Segment Open

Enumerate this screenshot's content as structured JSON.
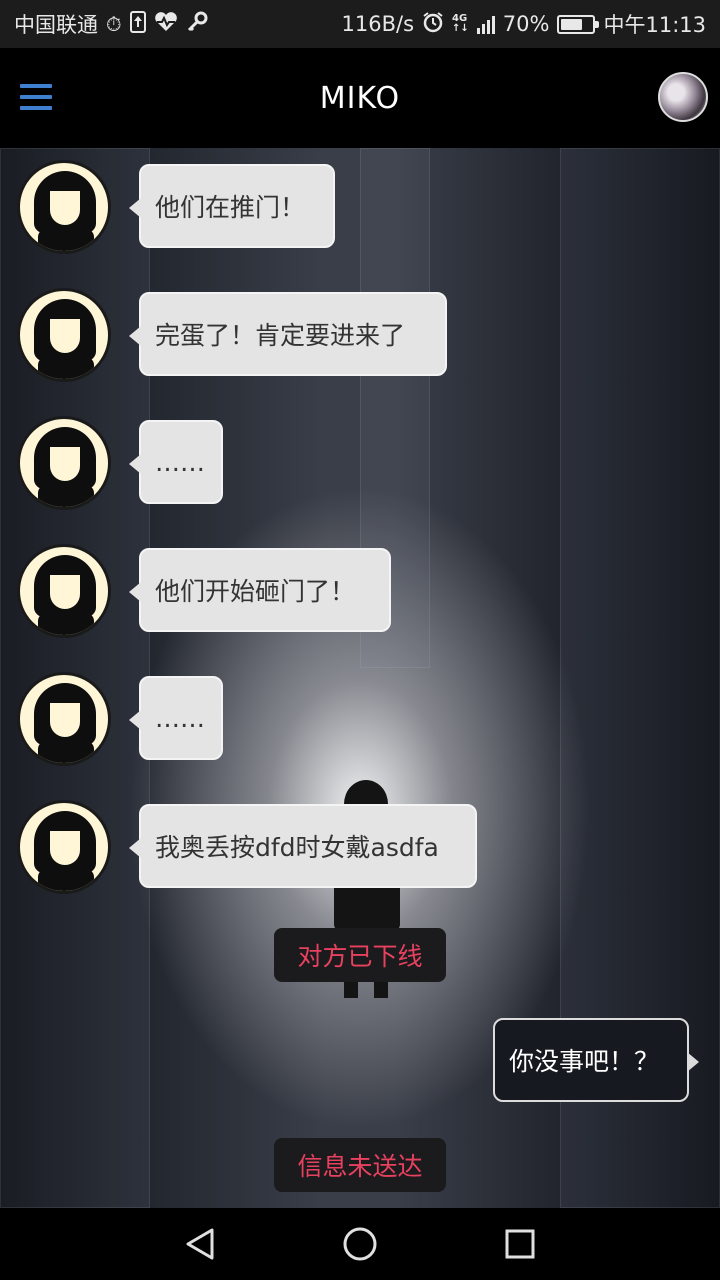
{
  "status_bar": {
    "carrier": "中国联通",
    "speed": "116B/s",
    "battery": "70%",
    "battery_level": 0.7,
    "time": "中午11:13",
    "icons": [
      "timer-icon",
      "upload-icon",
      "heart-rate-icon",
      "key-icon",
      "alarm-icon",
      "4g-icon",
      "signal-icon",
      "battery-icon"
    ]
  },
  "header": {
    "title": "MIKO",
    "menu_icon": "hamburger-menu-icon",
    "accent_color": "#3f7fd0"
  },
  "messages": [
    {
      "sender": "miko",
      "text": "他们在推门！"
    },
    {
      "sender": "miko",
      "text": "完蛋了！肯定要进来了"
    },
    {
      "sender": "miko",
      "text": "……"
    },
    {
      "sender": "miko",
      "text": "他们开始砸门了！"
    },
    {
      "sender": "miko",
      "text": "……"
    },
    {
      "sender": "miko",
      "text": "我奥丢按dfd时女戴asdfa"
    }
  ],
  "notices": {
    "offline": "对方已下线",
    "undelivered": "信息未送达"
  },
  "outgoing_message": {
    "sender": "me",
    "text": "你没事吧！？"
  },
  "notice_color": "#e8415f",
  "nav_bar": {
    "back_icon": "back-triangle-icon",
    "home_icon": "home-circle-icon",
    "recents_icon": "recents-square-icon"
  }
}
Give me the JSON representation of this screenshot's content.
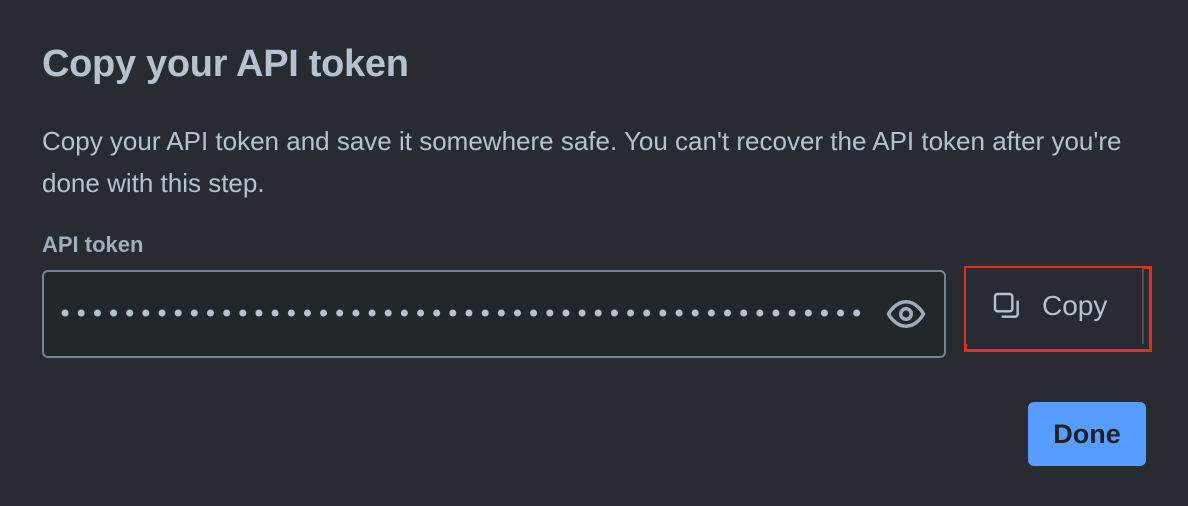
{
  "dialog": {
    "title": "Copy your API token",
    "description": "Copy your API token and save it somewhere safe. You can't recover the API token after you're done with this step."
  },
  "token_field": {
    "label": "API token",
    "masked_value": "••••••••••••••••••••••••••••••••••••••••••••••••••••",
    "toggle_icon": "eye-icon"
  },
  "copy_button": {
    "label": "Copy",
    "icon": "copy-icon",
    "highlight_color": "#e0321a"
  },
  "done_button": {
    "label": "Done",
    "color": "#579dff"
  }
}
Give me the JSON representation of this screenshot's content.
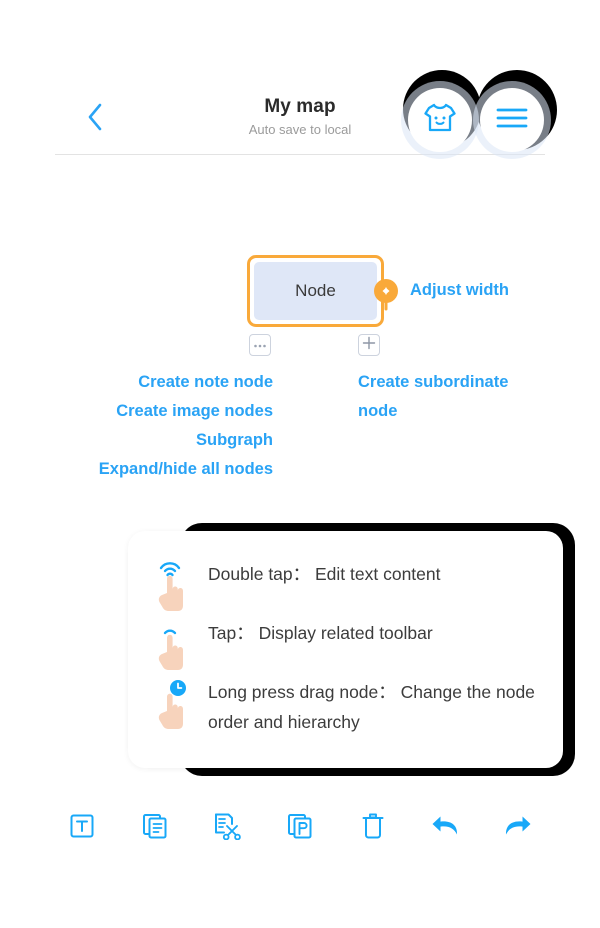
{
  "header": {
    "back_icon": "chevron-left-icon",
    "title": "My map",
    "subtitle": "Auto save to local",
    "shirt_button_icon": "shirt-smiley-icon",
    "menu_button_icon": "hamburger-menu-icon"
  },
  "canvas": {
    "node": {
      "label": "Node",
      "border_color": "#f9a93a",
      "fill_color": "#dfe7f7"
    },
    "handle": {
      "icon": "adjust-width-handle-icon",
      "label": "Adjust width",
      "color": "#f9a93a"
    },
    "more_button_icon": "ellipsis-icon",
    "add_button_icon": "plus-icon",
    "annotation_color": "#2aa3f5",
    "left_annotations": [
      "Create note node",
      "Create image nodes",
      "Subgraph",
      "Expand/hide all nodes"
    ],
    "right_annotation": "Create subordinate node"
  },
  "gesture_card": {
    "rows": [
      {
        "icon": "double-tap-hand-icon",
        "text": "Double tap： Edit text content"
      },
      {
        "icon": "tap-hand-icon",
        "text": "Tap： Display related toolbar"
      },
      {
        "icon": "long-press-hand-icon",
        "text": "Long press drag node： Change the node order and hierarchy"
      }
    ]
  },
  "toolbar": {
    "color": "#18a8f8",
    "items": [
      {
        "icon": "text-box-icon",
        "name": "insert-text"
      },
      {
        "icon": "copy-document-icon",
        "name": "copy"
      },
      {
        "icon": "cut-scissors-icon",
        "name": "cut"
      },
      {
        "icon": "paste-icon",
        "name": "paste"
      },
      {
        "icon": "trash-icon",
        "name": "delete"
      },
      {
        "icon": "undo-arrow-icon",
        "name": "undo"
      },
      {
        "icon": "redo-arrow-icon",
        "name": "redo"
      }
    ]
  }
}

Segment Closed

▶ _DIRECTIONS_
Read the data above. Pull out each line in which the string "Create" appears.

▶ _SOLUTION TO THIS EXERCISE_
      "Create note node",
      "Create image nodes",
    "right_annotation": "Create subordinate node"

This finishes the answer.